Task prompt = Everything in the listing must be repeated exactly, apart from the images.

---------- Material provided ----------

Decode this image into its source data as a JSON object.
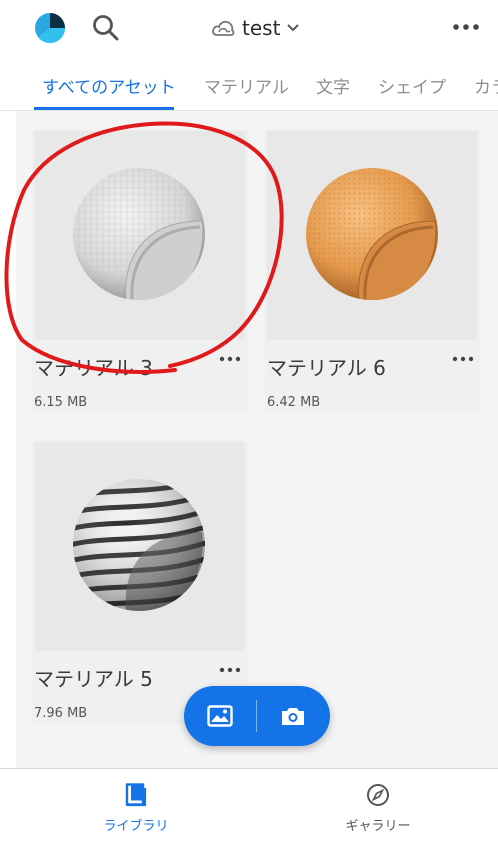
{
  "header": {
    "library_name": "test",
    "colors": {
      "accent": "#1473e6",
      "annotation": "#e0191b"
    }
  },
  "tabs": [
    {
      "label": "すべてのアセット",
      "active": true
    },
    {
      "label": "マテリアル",
      "active": false
    },
    {
      "label": "文字",
      "active": false
    },
    {
      "label": "シェイプ",
      "active": false
    },
    {
      "label": "カラ",
      "active": false
    }
  ],
  "assets": [
    {
      "name": "マテリアル 3",
      "size": "6.15 MB",
      "material": "white-fabric"
    },
    {
      "name": "マテリアル 6",
      "size": "6.42 MB",
      "material": "orange-leather"
    },
    {
      "name": "マテリアル 5",
      "size": "7.96 MB",
      "material": "black-white-stripes"
    }
  ],
  "bottom_nav": [
    {
      "label": "ライブラリ",
      "active": true,
      "icon": "library-icon"
    },
    {
      "label": "ギャラリー",
      "active": false,
      "icon": "compass-icon"
    }
  ],
  "fab": {
    "icons": [
      "image-icon",
      "camera-icon"
    ]
  }
}
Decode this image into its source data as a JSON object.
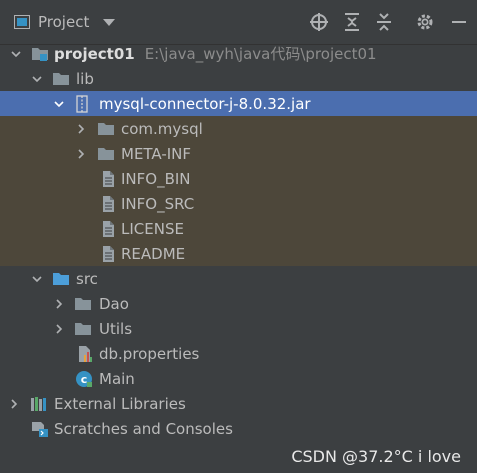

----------

Solved problem =
Decode this image into its source data as a JSON object.
{
  "header": {
    "library_name": "test",
    "colors": {
      "accent": "#1473e6",
      "annotation": "#e0191b"
    }
  },
  "tabs": [
    {
      "label": "すべてのアセット",
      "active": true
    },
    {
      "label": "マテリアル",
      "active": false
    },
    {
      "label": "文字",
      "active": false
    },
    {
      "label": "シェイプ",
      "active": false
    },
    {
      "label": "カラ",
      "active": false
    }
  ],
  "assets": [
    {
      "name": "マテリアル 3",
      "size": "6.15 MB",
      "material": "white-fabric"
    },
    {
      "name": "マテリアル 6",
      "size": "6.42 MB",
      "material": "orange-leather"
    },
    {
      "name": "マテリアル 5",
      "size": "7.96 MB",
      "material": "black-white-stripes"
    }
  ],
  "bottom_nav": [
    {
      "label": "ライブラリ",
      "active": true,
      "icon": "library-icon"
    },
    {
      "label": "ギャラリー",
      "active": false,
      "icon": "compass-icon"
    }
  ],
  "fab": {
    "icons": [
      "image-icon",
      "camera-icon"
    ]
  }
}
Decode this image into its source data as a JSON object.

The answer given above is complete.